c is the speed of sound at the given altitude

Note that the dynamic pressure can be found as:

$q = \frac{\gamma}{2} p\, \mathrm{M}^2$

Assuming air to be an ideal gas, the formula to compute Mach number in a subsonic compressible flow is derived from Bernoulli's equation for M < 1:[6]

$\mathrm{M}=\sqrt{\frac{2}{\gamma-1}\left[\left(\frac{q_c}{p}+1\right)^\frac{\gamma-1}{\gamma}-1\right]}\,$

where:

qc is impact pressure (dynamic pressure) and
p is static pressure
$\ \gamma\,$ is the ratio of specific heat of a gas at a constant pressure to heat at a constant volume (1.4 for air).

The formula to compute Mach number in a supersonic compressible flow is derived from the Rayleigh Supersonic Pitot equation:

$\frac{q_c}{p} = \left[\frac{\gamma+1}{2}\mathrm{M}^2\right]^\left(\frac{\gamma}{\gamma-1}\right)\cdot \left[ \frac{\gamma+1}{\left(1-\gamma+2 \gamma\, \mathrm{M}^2\right)} \right]^\left(\frac{1}{ \gamma-1 }\right)$

### Calculating Mach Number from Pitot Tube Pressure
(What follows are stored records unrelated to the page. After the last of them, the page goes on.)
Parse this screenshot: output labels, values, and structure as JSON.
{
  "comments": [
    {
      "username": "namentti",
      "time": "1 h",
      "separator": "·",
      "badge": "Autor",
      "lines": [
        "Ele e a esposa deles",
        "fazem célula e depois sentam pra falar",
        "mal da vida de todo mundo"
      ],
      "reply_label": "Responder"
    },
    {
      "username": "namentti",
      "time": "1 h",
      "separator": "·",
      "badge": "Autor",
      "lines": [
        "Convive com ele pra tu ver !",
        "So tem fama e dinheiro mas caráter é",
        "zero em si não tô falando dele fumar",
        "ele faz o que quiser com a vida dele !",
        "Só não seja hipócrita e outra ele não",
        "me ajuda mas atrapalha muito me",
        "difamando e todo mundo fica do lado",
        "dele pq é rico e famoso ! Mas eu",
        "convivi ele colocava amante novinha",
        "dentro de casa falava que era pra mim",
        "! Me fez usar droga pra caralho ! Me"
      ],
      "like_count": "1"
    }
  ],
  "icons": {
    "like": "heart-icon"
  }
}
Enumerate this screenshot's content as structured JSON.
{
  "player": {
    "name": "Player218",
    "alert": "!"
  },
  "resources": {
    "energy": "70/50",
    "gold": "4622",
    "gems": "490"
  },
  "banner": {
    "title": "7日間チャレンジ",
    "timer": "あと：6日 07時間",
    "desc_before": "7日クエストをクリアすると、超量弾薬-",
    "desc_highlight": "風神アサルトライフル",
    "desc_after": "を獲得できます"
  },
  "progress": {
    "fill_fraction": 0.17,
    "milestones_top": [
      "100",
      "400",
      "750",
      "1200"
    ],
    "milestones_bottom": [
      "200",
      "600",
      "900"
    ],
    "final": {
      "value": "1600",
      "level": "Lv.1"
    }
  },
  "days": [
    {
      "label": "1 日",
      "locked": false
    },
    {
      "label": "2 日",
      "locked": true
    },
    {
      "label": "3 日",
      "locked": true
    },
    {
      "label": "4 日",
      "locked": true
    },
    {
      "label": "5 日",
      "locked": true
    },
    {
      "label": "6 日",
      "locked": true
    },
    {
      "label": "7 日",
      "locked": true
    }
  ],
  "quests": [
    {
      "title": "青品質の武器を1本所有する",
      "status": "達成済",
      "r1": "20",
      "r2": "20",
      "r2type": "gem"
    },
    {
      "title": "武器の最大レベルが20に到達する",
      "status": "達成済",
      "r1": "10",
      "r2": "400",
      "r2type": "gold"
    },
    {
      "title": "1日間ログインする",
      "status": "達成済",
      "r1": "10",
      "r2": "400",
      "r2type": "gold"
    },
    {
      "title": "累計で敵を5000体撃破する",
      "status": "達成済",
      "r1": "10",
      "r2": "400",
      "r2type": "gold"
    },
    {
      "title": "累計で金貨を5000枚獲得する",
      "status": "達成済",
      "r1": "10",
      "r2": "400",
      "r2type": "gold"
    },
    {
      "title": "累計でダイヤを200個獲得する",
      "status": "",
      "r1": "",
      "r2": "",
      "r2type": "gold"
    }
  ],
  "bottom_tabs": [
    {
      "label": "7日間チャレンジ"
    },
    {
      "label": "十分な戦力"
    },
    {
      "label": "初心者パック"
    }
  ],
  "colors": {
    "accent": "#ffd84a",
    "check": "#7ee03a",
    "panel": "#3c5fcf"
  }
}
At altitude, for reasons explained, Mach number is a function of temperature. Aircraft flight instruments, however, operate using pressure differential to compute Mach number, not temperature. The assumption is that a particular pressure represents a particular altitude and, therefore, a standard temperature. Aircraft flight instruments need to operate this way because the stagnation pressure sensed by a Pitot tube is dependent on altitude as well as speed.

Assuming air to be an ideal gas, the formula to compute Mach number in a subsonic compressible flow is found from Bernoulli's equation for M < 1 (above):[6]

$\mathrm{M} = \sqrt{5\left[\left(\frac{q_c}{p}+1\right)^\frac{2}{7}-1\right]}\,$

The formula to compute Mach number in a supersonic compressible flow can be found from the Rayleigh Supersonic Pitot equation (above) using parameters for air:

$\mathrm{M} = 0.88128485 \sqrt{\left(\frac{q_c}{p} + 1\right)\left(1 - \frac{1}{7\,\mathrm{M}^2}\right)^{2.5}}$

where:

qc is dynamic pressure measured behind a normal shock

As can be seen, M appears on both sides of the equation. The easiest method to solve the supersonic M calculation is to enter both the subsonic and supersonic equations into a computer spreadsheet such as Microsoft Excel, OpenOffice.org Calc, or some equivalent program to solve it numerically. It is first determined whether M is indeed greater than 1.0 by calculating M from the subsonic equation. If M is greater than 1.0 at that point, then the value of M from the subsonic equation is used as the initial condition in the supersonic equation. Then a simple iteration of the supersonic equation is performed, each time using the last computed value of M, until M converges to a value—usually in just a few iterations.[6] Alternatively, Newton's method can also be used.